Indiana's Changing Latino Population

The United States has long been a destination for people in search of economic opportunity. Certainly, education is a key determinant of economic prosperity and social mobility, and English language proficiency is generally a critical step toward educational attainment. These issues are especially prominent today as language proficiency has been central to the debate on immigration, particularly as it pertains to those coming from Latin America. So, how does Indiana's Latino population fare in terms of English language ability and educational attainment? More importantly, how does the passage of time and generations impact these indicators?

Overview of Indiana's Latino Population

Like much of the country, Indiana's Latino population is growing. According to the U.S. Census Bureau, Indiana's 277,558 Latino residents in 2005 represented the state's second largest minority group and accounted for 4.5 percent of the state's total population. Furthermore, census population estimates indicate that the Hoosier Latino population grew by 31 percent between 2000 and 2005 alone. That said, Indiana accounts for only 0.7 percent of the total U.S. Latino population.

While some of this growth is the product of natural increase (more births than deaths) most can be attributed to migration. For instance, 41 percent of Indiana's Latino population is foreign-born, which is comparable to the national rate of 40 percent. As Figure 1 indicates, however, the share of recent arrivals among Indiana's Latino population is considerably higher than the nation as a whole. Remarkably, 41 percent of the state's Latino immigrants entered the country between 2000 and 2005—compared to just 25 percent nationally. This trend can be attributed to the fact that states like California, Texas and Florida have much more established Latino populations.

Figure 1: Foreign-Born Latino Population by Year of Entry, 2005

Figure 1


Table 1 highlights several perspectives on the Indiana Latino population's English language skills. For instance, 33 percent of Hoosier Latinos speak only English while an additional 46 percent report speaking English either “well” or “very well.” In contrast, of this state's foreign-born Latino population, nearly 43 percent do not have a solid grasp of English. Also, regardless of the native country, Spanish remains important to many, as shown by the language spoken at home statistics.

Table 1: English Language Ability and Language Spoken at Home for Indiana's Latino Population Five Years and Older, 2005

Ability to Speak English
Entire Latino Population
Latino Population Born in the United States
Foreign-Born Latino Population
English only 33.0% 54.9% 5.9%
Very well 31.1% 35.7% 25.2%
Well 15.0% 6.1% 26.2%
Not well 13.3% 2.9% 26.4%
Not at all 7.5% 0.4% 16.3%
Language Spoken at Home
English 33.2% 54.9% 5.9%
Spanish 66.5% 44.7% 93.7%
Source: American Community Survey

The most important trend that these figures demonstrate, however, is what occurs when immigrants raise families in this country. In Indiana, the percentage of residents who either speak English only or speak the language “very well” jumps from 31 percent for foreign-born Latinos to 91 percent of those born in the United States. Furthermore, over half of the Latinos born in the United States speak English in the home.

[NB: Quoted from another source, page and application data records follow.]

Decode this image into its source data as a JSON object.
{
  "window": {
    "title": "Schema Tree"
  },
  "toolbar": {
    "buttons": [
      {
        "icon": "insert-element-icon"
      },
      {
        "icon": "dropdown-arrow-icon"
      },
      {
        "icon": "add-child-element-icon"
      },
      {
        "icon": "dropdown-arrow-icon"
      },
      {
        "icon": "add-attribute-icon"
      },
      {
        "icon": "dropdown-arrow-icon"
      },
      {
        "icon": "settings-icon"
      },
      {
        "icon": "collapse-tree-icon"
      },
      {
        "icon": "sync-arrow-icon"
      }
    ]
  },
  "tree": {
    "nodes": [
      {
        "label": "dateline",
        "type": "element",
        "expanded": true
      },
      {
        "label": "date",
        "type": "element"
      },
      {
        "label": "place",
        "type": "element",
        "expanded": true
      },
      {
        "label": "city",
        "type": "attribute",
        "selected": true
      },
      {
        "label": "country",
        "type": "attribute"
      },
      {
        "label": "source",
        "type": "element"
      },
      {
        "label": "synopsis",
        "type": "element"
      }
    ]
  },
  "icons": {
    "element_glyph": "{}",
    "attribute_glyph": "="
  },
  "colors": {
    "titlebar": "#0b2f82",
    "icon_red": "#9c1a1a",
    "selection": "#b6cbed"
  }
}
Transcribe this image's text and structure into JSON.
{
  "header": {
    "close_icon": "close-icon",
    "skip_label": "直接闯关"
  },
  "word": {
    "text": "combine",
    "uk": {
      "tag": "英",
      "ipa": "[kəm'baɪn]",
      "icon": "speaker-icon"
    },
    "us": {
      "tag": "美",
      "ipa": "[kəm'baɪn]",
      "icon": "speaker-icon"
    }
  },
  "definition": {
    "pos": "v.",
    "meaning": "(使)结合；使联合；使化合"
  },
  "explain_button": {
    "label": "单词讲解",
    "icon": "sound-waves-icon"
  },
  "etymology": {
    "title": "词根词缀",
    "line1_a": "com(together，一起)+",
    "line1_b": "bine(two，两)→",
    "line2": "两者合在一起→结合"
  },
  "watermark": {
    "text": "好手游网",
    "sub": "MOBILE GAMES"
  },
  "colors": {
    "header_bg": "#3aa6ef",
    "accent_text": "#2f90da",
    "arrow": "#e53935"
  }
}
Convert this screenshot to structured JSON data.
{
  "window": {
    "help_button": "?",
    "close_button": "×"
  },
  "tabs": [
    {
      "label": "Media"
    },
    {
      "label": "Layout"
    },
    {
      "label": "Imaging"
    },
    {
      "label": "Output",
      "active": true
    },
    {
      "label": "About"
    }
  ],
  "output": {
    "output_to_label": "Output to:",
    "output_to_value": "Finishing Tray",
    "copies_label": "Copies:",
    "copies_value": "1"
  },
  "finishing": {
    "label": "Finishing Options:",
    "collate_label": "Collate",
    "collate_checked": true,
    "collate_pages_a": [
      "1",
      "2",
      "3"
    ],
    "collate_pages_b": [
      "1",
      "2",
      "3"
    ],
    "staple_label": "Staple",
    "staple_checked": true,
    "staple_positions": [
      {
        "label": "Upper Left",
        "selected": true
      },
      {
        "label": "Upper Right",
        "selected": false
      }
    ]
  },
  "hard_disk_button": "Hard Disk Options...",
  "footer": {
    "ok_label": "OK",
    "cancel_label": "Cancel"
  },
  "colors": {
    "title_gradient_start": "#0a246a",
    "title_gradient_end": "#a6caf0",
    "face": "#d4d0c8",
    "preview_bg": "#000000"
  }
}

The integrating effects of generational advancement are further shown when looking at English language ability by age. As Figure 2 shows, 94 percent of Indiana Latinos between the ages of 5 and 17 (nearly one-quarter of the total population) speak English at least “well” compared to 73 percent for the population 18 and over.

Figure 2: Ability to Speak English by Age for Indiana's Latino Population,* 2005

Figure 2

Another important factor in gaining English proficiency, not surprisingly, is the amount of time spent in this country. Figure 3 highlights the English language ability of Indiana's entire foreign-born Latino population based on the year of entry into the United States. Among the most recent Latino immigrants to enter this country and live in Indiana, 57 percent either speak English “not well” or “not at all.” This picture is quite different for the state's foreign-born population that entered the country prior to 2000; of those entering the country in the 1990s, 60 percent speak English at least “well.” That number jumps to 72 percent for those who entered the United States before 1990.

Figure 3: Speaking English—Differences by Year of Entry Significant for Foreign-Born Latinos* in Indiana, 2005

Figure 3


Forty percent of Indiana's Latino population age 25 or above has less than a high school education compared to just 15 percent for the state's entire population. As with language, however, these figures are greatly influenced by the recent influx of Latino immigrants. Figure 4 shows that the educational attainment profile of Indiana's U.S.-born Latino population is quite similar to the state's total population. For instance, 80 percent of Indiana Latinos born in the United States have a high school diploma or higher compared to 85 percent for the state as a whole. Additionally, nearly 46 percent of U.S.-born Latinos have pursued higher education.

Figure 4: Indiana Educational Attainment Levels of Population 25 and Older, 2005

Figure 4


These census figures suggest that Indiana's Latino population is following a pattern similar to that of earlier immigrant populations—that is, the initial social and workforce challenges faced by first generation migrants are often overcome with the passage of time and subsequent generations.

Matt Kinghorn, Economic Research Analyst
Indiana Business Research Center, Kelley School of Business, Indiana University